[Information supplied]

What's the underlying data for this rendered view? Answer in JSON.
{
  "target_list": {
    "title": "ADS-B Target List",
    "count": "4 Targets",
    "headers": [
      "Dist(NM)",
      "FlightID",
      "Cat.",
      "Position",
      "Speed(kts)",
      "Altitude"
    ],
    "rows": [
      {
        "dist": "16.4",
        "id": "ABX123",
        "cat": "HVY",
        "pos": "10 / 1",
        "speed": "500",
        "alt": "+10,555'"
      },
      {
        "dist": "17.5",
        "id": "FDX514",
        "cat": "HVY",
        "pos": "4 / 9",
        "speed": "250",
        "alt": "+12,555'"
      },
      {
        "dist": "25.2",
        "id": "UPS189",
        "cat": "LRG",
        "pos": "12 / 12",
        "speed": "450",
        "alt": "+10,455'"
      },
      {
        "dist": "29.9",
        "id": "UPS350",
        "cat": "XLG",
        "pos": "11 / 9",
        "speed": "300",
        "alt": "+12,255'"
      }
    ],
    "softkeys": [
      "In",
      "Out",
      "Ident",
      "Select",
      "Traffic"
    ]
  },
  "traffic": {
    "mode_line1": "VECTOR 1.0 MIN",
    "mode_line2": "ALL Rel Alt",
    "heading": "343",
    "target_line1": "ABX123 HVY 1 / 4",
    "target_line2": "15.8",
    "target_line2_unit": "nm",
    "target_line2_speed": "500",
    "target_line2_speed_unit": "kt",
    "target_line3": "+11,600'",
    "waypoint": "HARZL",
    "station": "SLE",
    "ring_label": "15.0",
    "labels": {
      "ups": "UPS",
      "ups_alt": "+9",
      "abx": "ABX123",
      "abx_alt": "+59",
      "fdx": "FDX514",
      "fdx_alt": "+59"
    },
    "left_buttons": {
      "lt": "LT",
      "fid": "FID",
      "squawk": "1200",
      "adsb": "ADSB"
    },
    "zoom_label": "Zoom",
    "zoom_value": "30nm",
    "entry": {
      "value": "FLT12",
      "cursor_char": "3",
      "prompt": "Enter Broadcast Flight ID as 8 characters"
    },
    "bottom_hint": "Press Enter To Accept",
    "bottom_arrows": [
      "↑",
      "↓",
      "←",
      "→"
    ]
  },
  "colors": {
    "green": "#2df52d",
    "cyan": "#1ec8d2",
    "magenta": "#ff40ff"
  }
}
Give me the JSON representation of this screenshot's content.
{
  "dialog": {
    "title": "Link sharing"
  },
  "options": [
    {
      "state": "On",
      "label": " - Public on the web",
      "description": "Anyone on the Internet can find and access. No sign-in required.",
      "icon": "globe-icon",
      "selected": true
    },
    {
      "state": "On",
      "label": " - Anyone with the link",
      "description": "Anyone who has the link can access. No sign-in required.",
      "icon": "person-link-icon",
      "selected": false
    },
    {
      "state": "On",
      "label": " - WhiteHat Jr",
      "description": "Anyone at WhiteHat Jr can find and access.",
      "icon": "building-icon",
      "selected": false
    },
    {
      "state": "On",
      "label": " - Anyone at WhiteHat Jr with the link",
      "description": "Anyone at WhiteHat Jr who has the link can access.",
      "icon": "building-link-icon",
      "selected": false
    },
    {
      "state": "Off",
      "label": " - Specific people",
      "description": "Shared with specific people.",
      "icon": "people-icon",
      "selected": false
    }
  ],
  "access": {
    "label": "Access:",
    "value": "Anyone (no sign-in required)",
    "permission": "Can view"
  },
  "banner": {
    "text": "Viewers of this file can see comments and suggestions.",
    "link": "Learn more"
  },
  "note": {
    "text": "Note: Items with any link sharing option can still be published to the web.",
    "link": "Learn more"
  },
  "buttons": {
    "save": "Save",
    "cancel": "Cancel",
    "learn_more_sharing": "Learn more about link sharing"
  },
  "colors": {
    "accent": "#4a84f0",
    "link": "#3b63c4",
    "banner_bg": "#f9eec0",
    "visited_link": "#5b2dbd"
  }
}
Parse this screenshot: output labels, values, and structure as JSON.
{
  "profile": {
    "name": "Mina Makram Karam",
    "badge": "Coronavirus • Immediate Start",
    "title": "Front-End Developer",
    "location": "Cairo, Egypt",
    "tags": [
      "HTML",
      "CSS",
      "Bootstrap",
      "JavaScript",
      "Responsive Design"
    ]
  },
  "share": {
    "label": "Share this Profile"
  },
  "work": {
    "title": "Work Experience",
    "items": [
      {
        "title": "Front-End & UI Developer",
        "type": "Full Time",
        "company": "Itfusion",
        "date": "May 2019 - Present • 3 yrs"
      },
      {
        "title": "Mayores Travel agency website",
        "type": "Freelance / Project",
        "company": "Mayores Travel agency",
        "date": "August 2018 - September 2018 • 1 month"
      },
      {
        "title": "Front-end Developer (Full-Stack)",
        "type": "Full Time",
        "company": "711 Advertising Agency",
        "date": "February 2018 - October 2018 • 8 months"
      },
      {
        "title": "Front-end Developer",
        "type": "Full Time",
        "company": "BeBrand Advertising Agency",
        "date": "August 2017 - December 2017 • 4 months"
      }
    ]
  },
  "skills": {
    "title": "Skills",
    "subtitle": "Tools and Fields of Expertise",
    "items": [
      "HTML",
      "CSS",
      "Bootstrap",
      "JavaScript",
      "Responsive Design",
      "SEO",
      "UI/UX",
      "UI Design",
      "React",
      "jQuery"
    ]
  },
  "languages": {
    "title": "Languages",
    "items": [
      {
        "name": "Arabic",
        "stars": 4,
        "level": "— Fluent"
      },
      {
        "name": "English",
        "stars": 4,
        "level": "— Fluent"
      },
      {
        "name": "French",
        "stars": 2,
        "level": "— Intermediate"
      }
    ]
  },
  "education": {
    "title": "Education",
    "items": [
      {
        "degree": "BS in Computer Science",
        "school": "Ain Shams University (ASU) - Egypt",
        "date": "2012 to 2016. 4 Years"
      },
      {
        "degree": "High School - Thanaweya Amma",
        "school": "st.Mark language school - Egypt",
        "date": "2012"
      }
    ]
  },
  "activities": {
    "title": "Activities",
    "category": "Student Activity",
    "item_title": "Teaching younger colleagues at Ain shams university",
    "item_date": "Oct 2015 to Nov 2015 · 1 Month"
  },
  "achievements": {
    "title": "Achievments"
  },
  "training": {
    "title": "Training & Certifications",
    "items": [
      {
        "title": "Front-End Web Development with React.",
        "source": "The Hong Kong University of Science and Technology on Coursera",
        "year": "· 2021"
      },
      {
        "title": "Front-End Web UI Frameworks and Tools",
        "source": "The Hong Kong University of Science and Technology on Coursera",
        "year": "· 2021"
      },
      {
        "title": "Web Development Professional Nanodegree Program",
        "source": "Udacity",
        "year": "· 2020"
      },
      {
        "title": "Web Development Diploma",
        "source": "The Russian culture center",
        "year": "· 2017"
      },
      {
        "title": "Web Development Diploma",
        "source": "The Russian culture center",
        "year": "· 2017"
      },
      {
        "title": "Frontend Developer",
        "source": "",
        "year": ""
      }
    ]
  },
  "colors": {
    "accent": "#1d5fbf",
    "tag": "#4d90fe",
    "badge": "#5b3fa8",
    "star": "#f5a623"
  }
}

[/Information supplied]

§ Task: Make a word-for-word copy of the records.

§ Worked solution:
What's the underlying data for this rendered view? Answer in JSON.
{
  "target_list": {
    "title": "ADS-B Target List",
    "count": "4 Targets",
    "headers": [
      "Dist(NM)",
      "FlightID",
      "Cat.",
      "Position",
      "Speed(kts)",
      "Altitude"
    ],
    "rows": [
      {
        "dist": "16.4",
        "id": "ABX123",
        "cat": "HVY",
        "pos": "10 / 1",
        "speed": "500",
        "alt": "+10,555'"
      },
      {
        "dist": "17.5",
        "id": "FDX514",
        "cat": "HVY",
        "pos": "4 / 9",
        "speed": "250",
        "alt": "+12,555'"
      },
      {
        "dist": "25.2",
        "id": "UPS189",
        "cat": "LRG",
        "pos": "12 / 12",
        "speed": "450",
        "alt": "+10,455'"
      },
      {
        "dist": "29.9",
        "id": "UPS350",
        "cat": "XLG",
        "pos": "11 / 9",
        "speed": "300",
        "alt": "+12,255'"
      }
    ],
    "softkeys": [
      "In",
      "Out",
      "Ident",
      "Select",
      "Traffic"
    ]
  },
  "traffic": {
    "mode_line1": "VECTOR 1.0 MIN",
    "mode_line2": "ALL Rel Alt",
    "heading": "343",
    "target_line1": "ABX123 HVY 1 / 4",
    "target_line2": "15.8",
    "target_line2_unit": "nm",
    "target_line2_speed": "500",
    "target_line2_speed_unit": "kt",
    "target_line3": "+11,600'",
    "waypoint": "HARZL",
    "station": "SLE",
    "ring_label": "15.0",
    "labels": {
      "ups": "UPS",
      "ups_alt": "+9",
      "abx": "ABX123",
      "abx_alt": "+59",
      "fdx": "FDX514",
      "fdx_alt": "+59"
    },
    "left_buttons": {
      "lt": "LT",
      "fid": "FID",
      "squawk": "1200",
      "adsb": "ADSB"
    },
    "zoom_label": "Zoom",
    "zoom_value": "30nm",
    "entry": {
      "value": "FLT12",
      "cursor_char": "3",
      "prompt": "Enter Broadcast Flight ID as 8 characters"
    },
    "bottom_hint": "Press Enter To Accept",
    "bottom_arrows": [
      "↑",
      "↓",
      "←",
      "→"
    ]
  },
  "colors": {
    "green": "#2df52d",
    "cyan": "#1ec8d2",
    "magenta": "#ff40ff"
  }
}
Give me the JSON representation of this screenshot's content.
{
  "dialog": {
    "title": "Link sharing"
  },
  "options": [
    {
      "state": "On",
      "label": " - Public on the web",
      "description": "Anyone on the Internet can find and access. No sign-in required.",
      "icon": "globe-icon",
      "selected": true
    },
    {
      "state": "On",
      "label": " - Anyone with the link",
      "description": "Anyone who has the link can access. No sign-in required.",
      "icon": "person-link-icon",
      "selected": false
    },
    {
      "state": "On",
      "label": " - WhiteHat Jr",
      "description": "Anyone at WhiteHat Jr can find and access.",
      "icon": "building-icon",
      "selected": false
    },
    {
      "state": "On",
      "label": " - Anyone at WhiteHat Jr with the link",
      "description": "Anyone at WhiteHat Jr who has the link can access.",
      "icon": "building-link-icon",
      "selected": false
    },
    {
      "state": "Off",
      "label": " - Specific people",
      "description": "Shared with specific people.",
      "icon": "people-icon",
      "selected": false
    }
  ],
  "access": {
    "label": "Access:",
    "value": "Anyone (no sign-in required)",
    "permission": "Can view"
  },
  "banner": {
    "text": "Viewers of this file can see comments and suggestions.",
    "link": "Learn more"
  },
  "note": {
    "text": "Note: Items with any link sharing option can still be published to the web.",
    "link": "Learn more"
  },
  "buttons": {
    "save": "Save",
    "cancel": "Cancel",
    "learn_more_sharing": "Learn more about link sharing"
  },
  "colors": {
    "accent": "#4a84f0",
    "link": "#3b63c4",
    "banner_bg": "#f9eec0",
    "visited_link": "#5b2dbd"
  }
}
Parse this screenshot: output labels, values, and structure as JSON.
{
  "profile": {
    "name": "Mina Makram Karam",
    "badge": "Coronavirus • Immediate Start",
    "title": "Front-End Developer",
    "location": "Cairo, Egypt",
    "tags": [
      "HTML",
      "CSS",
      "Bootstrap",
      "JavaScript",
      "Responsive Design"
    ]
  },
  "share": {
    "label": "Share this Profile"
  },
  "work": {
    "title": "Work Experience",
    "items": [
      {
        "title": "Front-End & UI Developer",
        "type": "Full Time",
        "company": "Itfusion",
        "date": "May 2019 - Present • 3 yrs"
      },
      {
        "title": "Mayores Travel agency website",
        "type": "Freelance / Project",
        "company": "Mayores Travel agency",
        "date": "August 2018 - September 2018 • 1 month"
      },
      {
        "title": "Front-end Developer (Full-Stack)",
        "type": "Full Time",
        "company": "711 Advertising Agency",
        "date": "February 2018 - October 2018 • 8 months"
      },
      {
        "title": "Front-end Developer",
        "type": "Full Time",
        "company": "BeBrand Advertising Agency",
        "date": "August 2017 - December 2017 • 4 months"
      }
    ]
  },
  "skills": {
    "title": "Skills",
    "subtitle": "Tools and Fields of Expertise",
    "items": [
      "HTML",
      "CSS",
      "Bootstrap",
      "JavaScript",
      "Responsive Design",
      "SEO",
      "UI/UX",
      "UI Design",
      "React",
      "jQuery"
    ]
  },
  "languages": {
    "title": "Languages",
    "items": [
      {
        "name": "Arabic",
        "stars": 4,
        "level": "— Fluent"
      },
      {
        "name": "English",
        "stars": 4,
        "level": "— Fluent"
      },
      {
        "name": "French",
        "stars": 2,
        "level": "— Intermediate"
      }
    ]
  },
  "education": {
    "title": "Education",
    "items": [
      {
        "degree": "BS in Computer Science",
        "school": "Ain Shams University (ASU) - Egypt",
        "date": "2012 to 2016. 4 Years"
      },
      {
        "degree": "High School - Thanaweya Amma",
        "school": "st.Mark language school - Egypt",
        "date": "2012"
      }
    ]
  },
  "activities": {
    "title": "Activities",
    "category": "Student Activity",
    "item_title": "Teaching younger colleagues at Ain shams university",
    "item_date": "Oct 2015 to Nov 2015 · 1 Month"
  },
  "achievements": {
    "title": "Achievments"
  },
  "training": {
    "title": "Training & Certifications",
    "items": [
      {
        "title": "Front-End Web Development with React.",
        "source": "The Hong Kong University of Science and Technology on Coursera",
        "year": "· 2021"
      },
      {
        "title": "Front-End Web UI Frameworks and Tools",
        "source": "The Hong Kong University of Science and Technology on Coursera",
        "year": "· 2021"
      },
      {
        "title": "Web Development Professional Nanodegree Program",
        "source": "Udacity",
        "year": "· 2020"
      },
      {
        "title": "Web Development Diploma",
        "source": "The Russian culture center",
        "year": "· 2017"
      },
      {
        "title": "Web Development Diploma",
        "source": "The Russian culture center",
        "year": "· 2017"
      },
      {
        "title": "Frontend Developer",
        "source": "",
        "year": ""
      }
    ]
  },
  "colors": {
    "accent": "#1d5fbf",
    "tag": "#4d90fe",
    "badge": "#5b3fa8",
    "star": "#f5a623"
  }
}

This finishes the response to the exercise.